Though the producers are getting John Doe or Ashok Kumar orders from local courts that give them protection from copyright infringements by unidentified defendants, they hardly see any respite from piracy. With the problem assuming gigantic proportions, the film industry has sought the help of Internet Service Providers (ISPs) to keep tabs on the erring sites and block the content when notified by the industry.
Issues like copyright infringement, film piracy, camcording and content leakage weaken the industry by hampering the deserved revenue production. Economies with supportive copyright protection are at least 30% more likely to have larger and more dynamic content and media sectors that are countries with less favorable IP regime.
High prices for media goods, low incomes, and cheap digital technologies are the main ingredients of global media piracy. Media piracy arises when market failures meet increasingly cheap and improved infrastructures (bandwidth, hardware) of information transmission. Does this pose a problem to owners of copyright? Of course, it does, but there is nothing new about that. Every technological advancement starting from the print revolution has transformed the ways we access knowledge and culture and innovations in technology have also been accompanied by innovations in business models.

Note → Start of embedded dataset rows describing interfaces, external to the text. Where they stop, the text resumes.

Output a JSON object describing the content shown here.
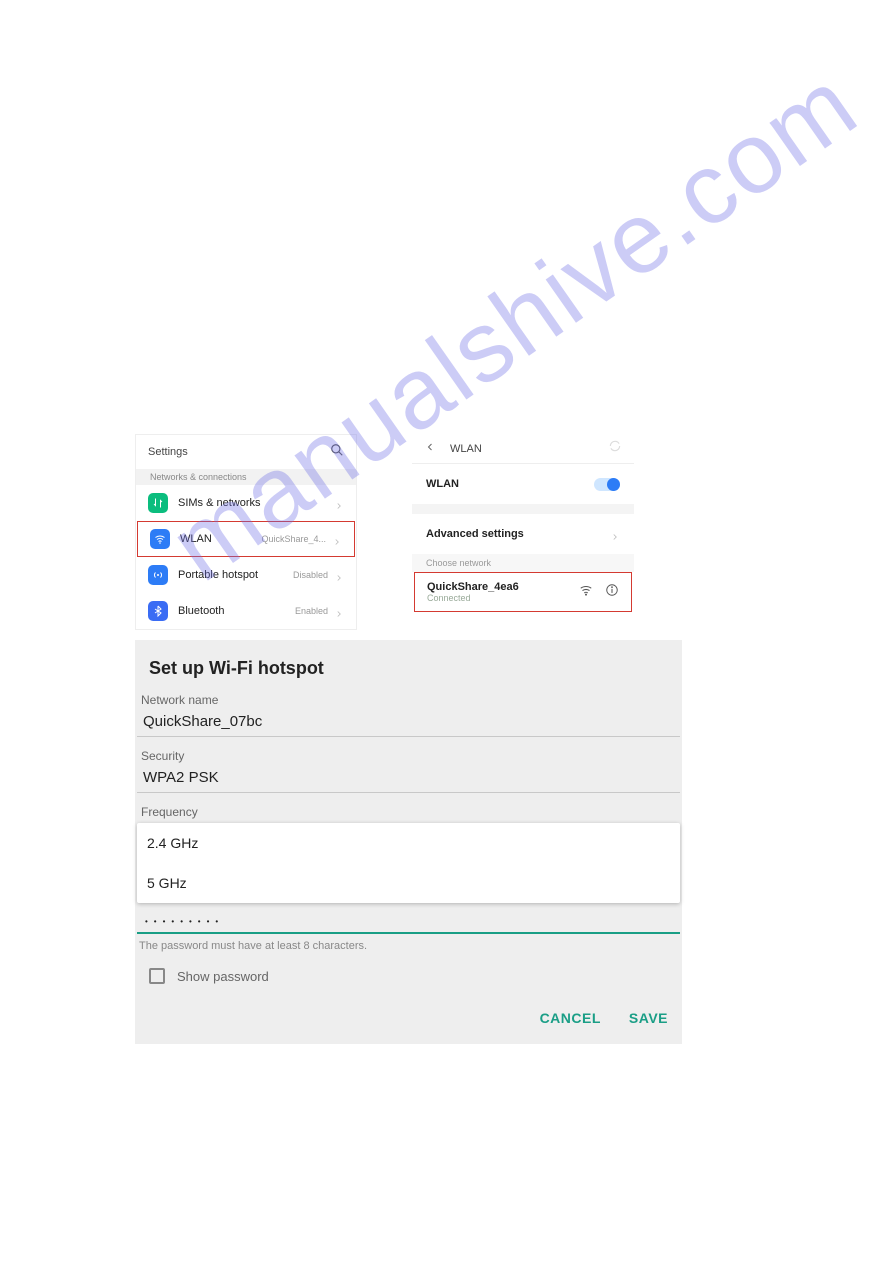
{
  "watermark": "manualshive.com",
  "settings": {
    "title": "Settings",
    "section": "Networks & connections",
    "items": [
      {
        "label": "SIMs & networks",
        "value": "",
        "icon": "data-transfer-icon",
        "color": "ic-green",
        "highlight": false
      },
      {
        "label": "WLAN",
        "value": "QuickShare_4...",
        "icon": "wifi-icon",
        "color": "ic-blue",
        "highlight": true
      },
      {
        "label": "Portable hotspot",
        "value": "Disabled",
        "icon": "hotspot-icon",
        "color": "ic-blue2",
        "highlight": false
      },
      {
        "label": "Bluetooth",
        "value": "Enabled",
        "icon": "bluetooth-icon",
        "color": "ic-bt",
        "highlight": false
      }
    ]
  },
  "wlan": {
    "title": "WLAN",
    "toggle_label": "WLAN",
    "advanced": "Advanced settings",
    "choose": "Choose network",
    "network": {
      "name": "QuickShare_4ea6",
      "status": "Connected"
    }
  },
  "hotspot": {
    "title": "Set up Wi-Fi hotspot",
    "network_name_label": "Network name",
    "network_name_value": "QuickShare_07bc",
    "security_label": "Security",
    "security_value": "WPA2 PSK",
    "frequency_label": "Frequency",
    "frequency_options": [
      "2.4 GHz",
      "5 GHz"
    ],
    "password_dots": "•••••••••",
    "hint": "The password must have at least 8 characters.",
    "show_password": "Show password",
    "cancel": "CANCEL",
    "save": "SAVE"
  }
}
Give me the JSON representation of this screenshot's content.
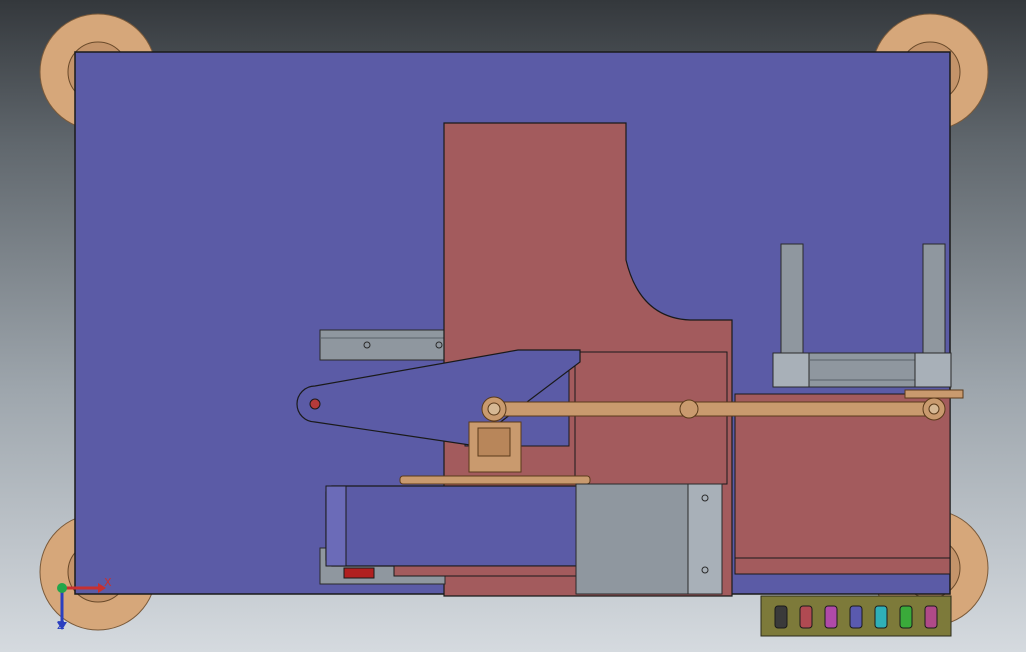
{
  "viewport": {
    "background_top": "#34383c",
    "background_bottom": "#d5dadf",
    "orientation": "top view"
  },
  "colors": {
    "base_plate": "#5b5ba6",
    "column_part": "#a35b5d",
    "bronze_part": "#c99a6e",
    "aluminum_profile": "#8f979f",
    "wheel": "#d6a77a",
    "outline": "#1a1a1a"
  },
  "triad": {
    "x_label": "X",
    "z_label": "Z",
    "x_color": "#c83030",
    "z_color": "#2a3fc0",
    "y_color": "#22a64a"
  },
  "connector_strip": {
    "pin_colors": [
      "#3a3a3a",
      "#b04a52",
      "#b04aa8",
      "#5a5aaf",
      "#2fb0b8",
      "#3aaa3a",
      "#b04a88"
    ]
  }
}
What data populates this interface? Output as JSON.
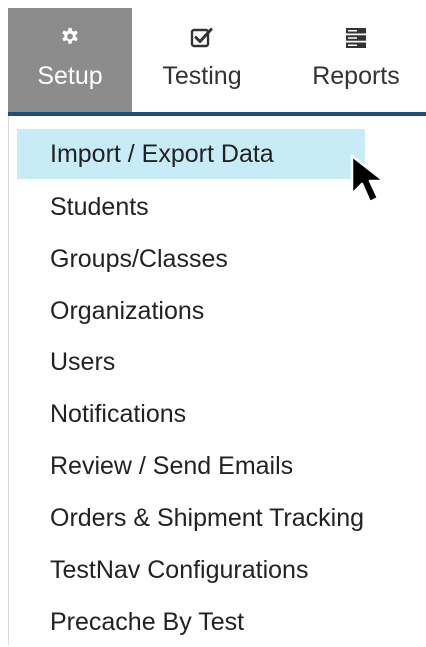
{
  "nav": {
    "tabs": [
      {
        "label": "Setup",
        "icon": "gear-icon",
        "active": true
      },
      {
        "label": "Testing",
        "icon": "checkbox-icon",
        "active": false
      },
      {
        "label": "Reports",
        "icon": "server-stack-icon",
        "active": false
      }
    ],
    "active_color": "#8c8c8c",
    "underline_color": "#1c4e80"
  },
  "menu": {
    "items": [
      {
        "label": "Import / Export Data",
        "highlighted": true
      },
      {
        "label": "Students"
      },
      {
        "label": "Groups/Classes"
      },
      {
        "label": "Organizations"
      },
      {
        "label": "Users"
      },
      {
        "label": "Notifications"
      },
      {
        "label": "Review / Send Emails"
      },
      {
        "label": "Orders & Shipment Tracking"
      },
      {
        "label": "TestNav Configurations"
      },
      {
        "label": "Precache By Test"
      }
    ],
    "highlight_color": "#c7ecf8"
  },
  "cursor": {
    "icon": "mouse-pointer-icon"
  }
}
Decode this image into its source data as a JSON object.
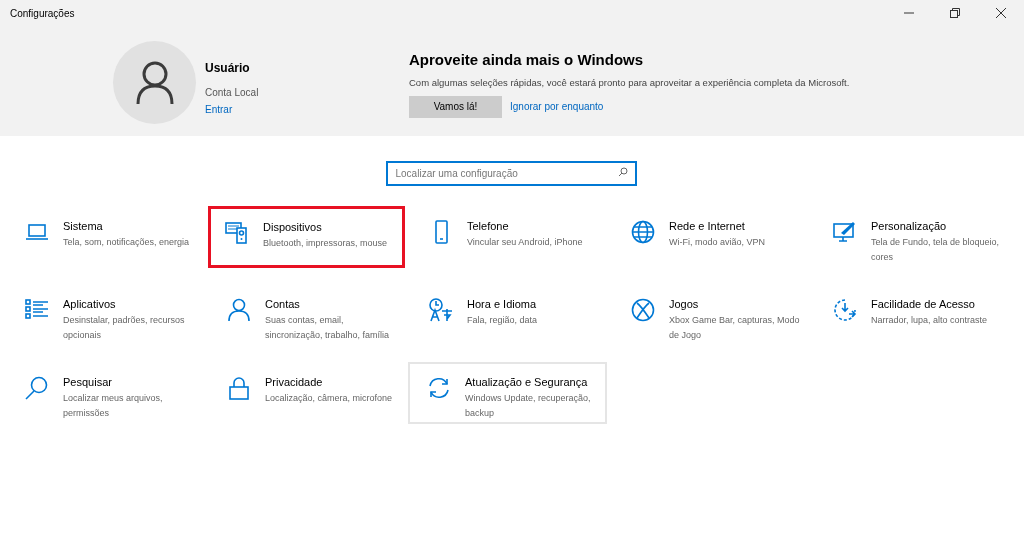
{
  "window": {
    "title": "Configurações"
  },
  "account": {
    "name": "Usuário",
    "type": "Conta Local",
    "link": "Entrar"
  },
  "promo": {
    "title": "Aproveite ainda mais o Windows",
    "text": "Com algumas seleções rápidas, você estará pronto para aproveitar a experiência completa da Microsoft.",
    "primary_button": "Vamos lá!",
    "secondary_link": "Ignorar por enquanto"
  },
  "search": {
    "placeholder": "Localizar uma configuração"
  },
  "categories": [
    {
      "kind": "laptop",
      "title": "Sistema",
      "description": "Tela, som, notificações, energia",
      "highlighted": false,
      "hovered": false
    },
    {
      "kind": "devices",
      "title": "Dispositivos",
      "description": "Bluetooth, impressoras, mouse",
      "highlighted": true,
      "hovered": false
    },
    {
      "kind": "phone",
      "title": "Telefone",
      "description": "Vincular seu Android, iPhone",
      "highlighted": false,
      "hovered": false
    },
    {
      "kind": "globe",
      "title": "Rede e Internet",
      "description": "Wi-Fi, modo avião, VPN",
      "highlighted": false,
      "hovered": false
    },
    {
      "kind": "paint",
      "title": "Personalização",
      "description": "Tela de Fundo, tela de bloqueio, cores",
      "highlighted": false,
      "hovered": false
    },
    {
      "kind": "apps",
      "title": "Aplicativos",
      "description": "Desinstalar, padrões, recursos opcionais",
      "highlighted": false,
      "hovered": false
    },
    {
      "kind": "person",
      "title": "Contas",
      "description": "Suas contas, email, sincronização, trabalho, família",
      "highlighted": false,
      "hovered": false
    },
    {
      "kind": "time",
      "title": "Hora e Idioma",
      "description": "Fala, região, data",
      "highlighted": false,
      "hovered": false
    },
    {
      "kind": "xbox",
      "title": "Jogos",
      "description": "Xbox Game Bar, capturas, Modo de Jogo",
      "highlighted": false,
      "hovered": false
    },
    {
      "kind": "access",
      "title": "Facilidade de Acesso",
      "description": "Narrador, lupa, alto contraste",
      "highlighted": false,
      "hovered": false
    },
    {
      "kind": "search",
      "title": "Pesquisar",
      "description": "Localizar meus arquivos, permissões",
      "highlighted": false,
      "hovered": false
    },
    {
      "kind": "lock",
      "title": "Privacidade",
      "description": "Localização, câmera, microfone",
      "highlighted": false,
      "hovered": false
    },
    {
      "kind": "sync",
      "title": "Atualização e Segurança",
      "description": "Windows Update, recuperação, backup",
      "highlighted": false,
      "hovered": true
    }
  ]
}
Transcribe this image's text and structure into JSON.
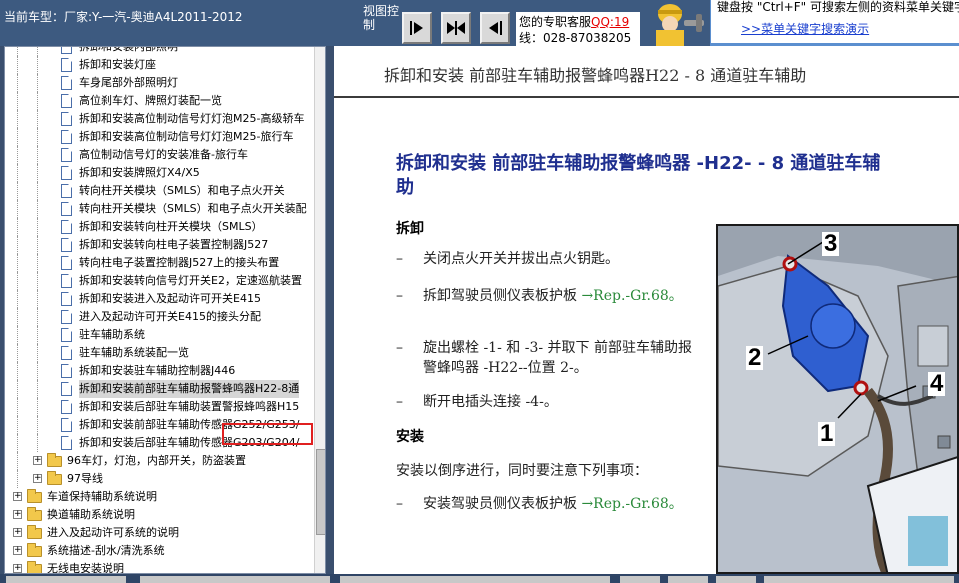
{
  "header": {
    "car_label": "当前车型：厂家:Y-一汽-奥迪A4L2011-2012",
    "view_control_label": "视图控制",
    "service_line1_prefix": "您的专职客服",
    "service_qq": "QQ:19",
    "service_line2": "线：028-87038205",
    "hint_text": "键盘按 \"Ctrl+F\" 可搜索左侧的资料菜单关键字！",
    "hint_link": ">>菜单关键字搜索演示"
  },
  "tree": {
    "items": [
      {
        "label": "拆卸和安装内部照明",
        "type": "doc",
        "depth": 3
      },
      {
        "label": "拆卸和安装灯座",
        "type": "doc",
        "depth": 3
      },
      {
        "label": "车身尾部外部照明灯",
        "type": "doc",
        "depth": 3
      },
      {
        "label": "高位刹车灯、牌照灯装配一览",
        "type": "doc",
        "depth": 3
      },
      {
        "label": "拆卸和安装高位制动信号灯灯泡M25-高级轿车",
        "type": "doc",
        "depth": 3
      },
      {
        "label": "拆卸和安装高位制动信号灯灯泡M25-旅行车",
        "type": "doc",
        "depth": 3
      },
      {
        "label": "高位制动信号灯的安装准备-旅行车",
        "type": "doc",
        "depth": 3
      },
      {
        "label": "拆卸和安装牌照灯X4/X5",
        "type": "doc",
        "depth": 3
      },
      {
        "label": "转向柱开关模块（SMLS）和电子点火开关",
        "type": "doc",
        "depth": 3
      },
      {
        "label": "转向柱开关模块（SMLS）和电子点火开关装配",
        "type": "doc",
        "depth": 3
      },
      {
        "label": "拆卸和安装转向柱开关模块（SMLS）",
        "type": "doc",
        "depth": 3
      },
      {
        "label": "拆卸和安装转向柱电子装置控制器J527",
        "type": "doc",
        "depth": 3
      },
      {
        "label": "转向柱电子装置控制器J527上的接头布置",
        "type": "doc",
        "depth": 3
      },
      {
        "label": "拆卸和安装转向信号灯开关E2，定速巡航装置",
        "type": "doc",
        "depth": 3
      },
      {
        "label": "拆卸和安装进入及起动许可开关E415",
        "type": "doc",
        "depth": 3
      },
      {
        "label": "进入及起动许可开关E415的接头分配",
        "type": "doc",
        "depth": 3
      },
      {
        "label": "驻车辅助系统",
        "type": "doc",
        "depth": 3
      },
      {
        "label": "驻车辅助系统装配一览",
        "type": "doc",
        "depth": 3
      },
      {
        "label": "拆卸和安装驻车辅助控制器J446",
        "type": "doc",
        "depth": 3
      },
      {
        "label": "拆卸和安装前部驻车辅助报警蜂鸣器H22-8通",
        "type": "doc",
        "depth": 3,
        "selected": true
      },
      {
        "label": "拆卸和安装后部驻车辅助装置警报蜂鸣器H15",
        "type": "doc",
        "depth": 3
      },
      {
        "label": "拆卸和安装前部驻车辅助传感器G252/G253/",
        "type": "doc",
        "depth": 3
      },
      {
        "label": "拆卸和安装后部驻车辅助传感器G203/G204/",
        "type": "doc",
        "depth": 3
      },
      {
        "label": "96车灯，灯泡，内部开关，防盗装置",
        "type": "folder",
        "depth": 2
      },
      {
        "label": "97导线",
        "type": "folder",
        "depth": 2
      },
      {
        "label": "车道保持辅助系统说明",
        "type": "folder",
        "depth": 1
      },
      {
        "label": "换道辅助系统说明",
        "type": "folder",
        "depth": 1
      },
      {
        "label": "进入及起动许可系统的说明",
        "type": "folder",
        "depth": 1
      },
      {
        "label": "系统描述-刮水/清洗系统",
        "type": "folder",
        "depth": 1
      },
      {
        "label": "无线电安装说明",
        "type": "folder",
        "depth": 1
      }
    ]
  },
  "content": {
    "top_title": "拆卸和安装 前部驻车辅助报警蜂鸣器H22 - 8 通道驻车辅助",
    "doc_title": "拆卸和安装 前部驻车辅助报警蜂鸣器 -H22- - 8 通道驻车辅助",
    "removal_heading": "拆卸",
    "removal_steps": [
      {
        "dash": "–",
        "text": "关闭点火开关并拔出点火钥匙。"
      },
      {
        "dash": "–",
        "text": "拆卸驾驶员侧仪表板护板 ",
        "ref": "→Rep.-Gr.68。"
      },
      {
        "dash": "–",
        "text": "旋出螺栓 -1- 和 -3- 并取下 前部驻车辅助报警蜂鸣器 -H22--位置 2-。"
      },
      {
        "dash": "–",
        "text": "断开电插头连接 -4-。"
      }
    ],
    "install_heading": "安装",
    "install_note": "安装以倒序进行，同时要注意下列事项：",
    "install_steps": [
      {
        "dash": "–",
        "text": "安装驾驶员侧仪表板护板 ",
        "ref": "→Rep.-Gr.68。"
      }
    ],
    "figure_callouts": [
      "1",
      "2",
      "3",
      "4"
    ]
  },
  "colors": {
    "header_bg": "#3d5a80",
    "title_blue": "#1f2f8f",
    "ref_green": "#2a8a3a",
    "part_blue": "#2f5fd0",
    "selection_red": "#e02020"
  },
  "icons": {
    "nav_next": "triangle-right-bar-icon",
    "nav_both": "double-triangle-icon",
    "nav_prev": "triangle-left-bar-icon",
    "doc": "document-icon",
    "folder": "folder-icon"
  }
}
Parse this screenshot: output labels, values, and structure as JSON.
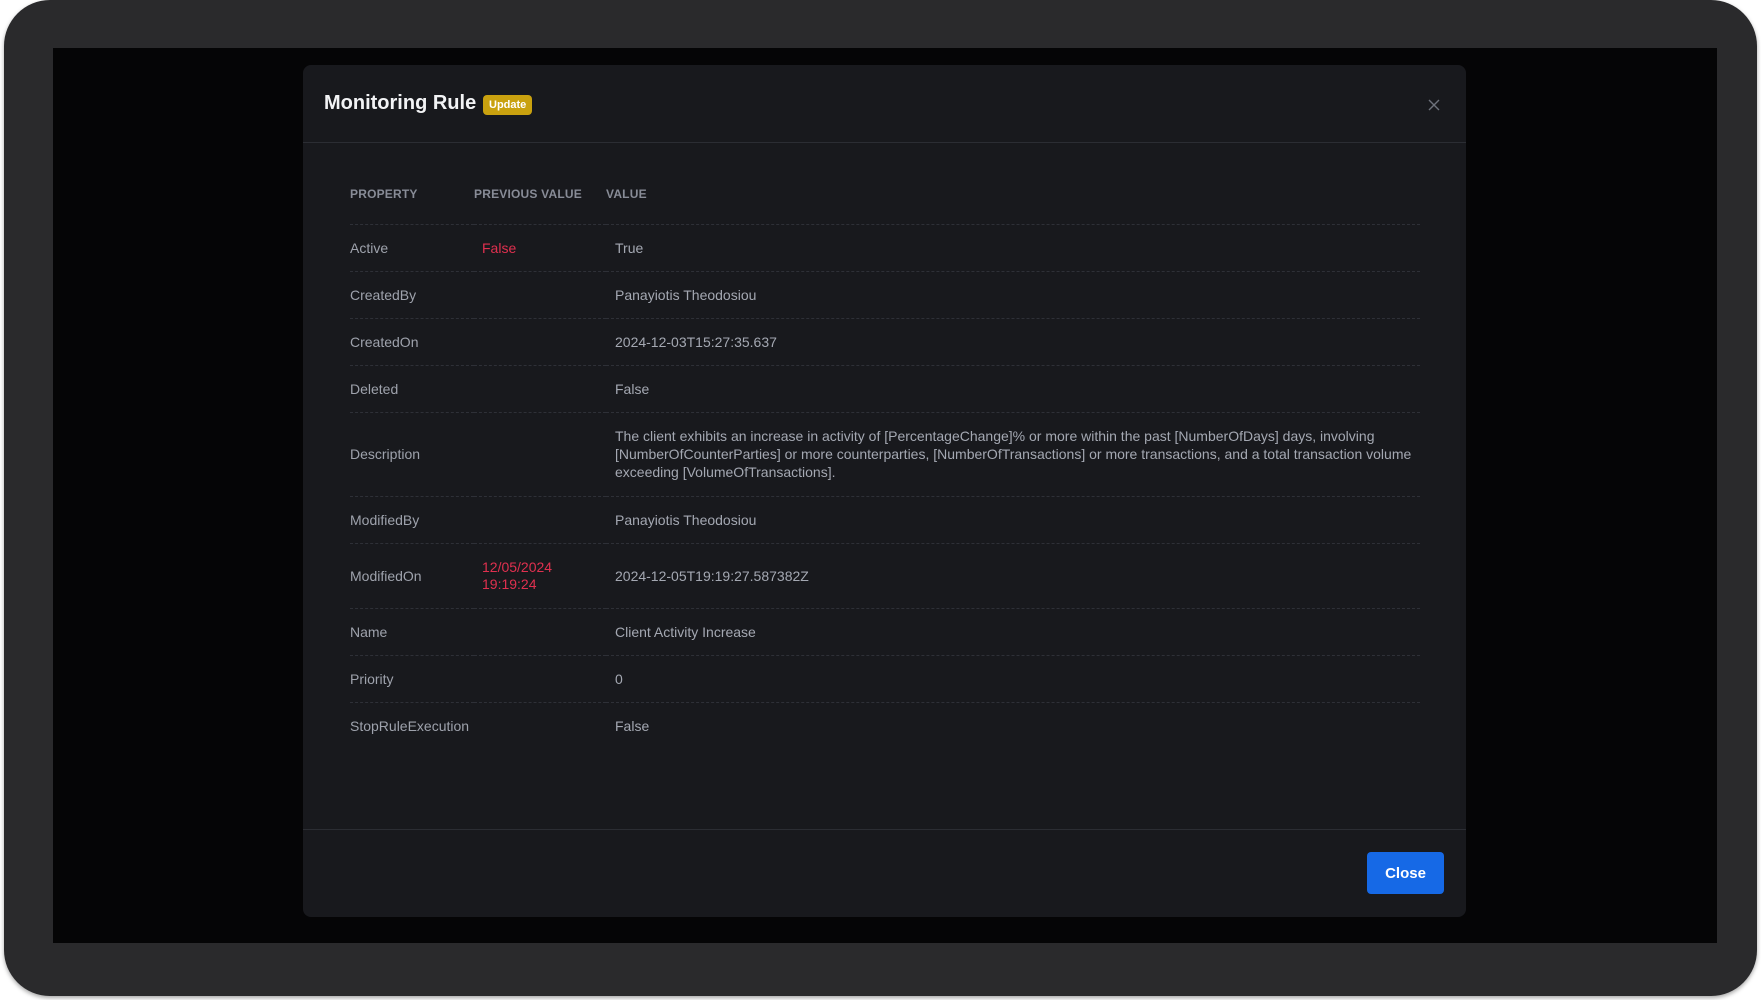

If a site has been blocked by the Indian government, a person going to the site will see a notice saying it has been blocked—using a VPN to circumvent the block to download the movie could then be construed as violating the Act. A legal crackdown helps—a study published by Technology Policy Institute (TPI) shows that France saw a 22-25% increase in digital music sales after the HADOPI anti-piracy law and Sweden saw a 36% increase after the IRDEP law, but the effects don’t last.
India’s film industry, said to be the largest globally with some 1,000 movies produced each year, earns around $2 billion from legitimate sources such as screening at theatres, home videos, and TV rights. But with $2.7 billion, piracy earns 35 percent more, and a way out has proved elusive.According to the latest KPMG-Ficci report on the Indian media and entertainment sector, the film industry here is projected to grow from Rs 138.2 billion ($2.09 billion) in 2015 to Rs 226.3 billion ($3.43 billion) by 2020 at an annual growth rate of 10.5 percent. But piracy could also grow exponentially unless checked. Adding another dimension, Patrick Kilbride, Executive Director for International IP with Global Intellectual Property Center of the US Chamber of Commerce, said piracy also limits the economic contribution which creativity can make in India.
Even as the film is released, the pirated copy of the same film becomes available in the ‘grey’ market within 1-2 days, at a price one tenth of the original. Duplication of content in the digital medium enables pirates to disrupt the chain of maximizing profits for distributors. While the costs of reproducing every duplicate copy constantly decreases, the quality of the content remains constant with each generation of duplication.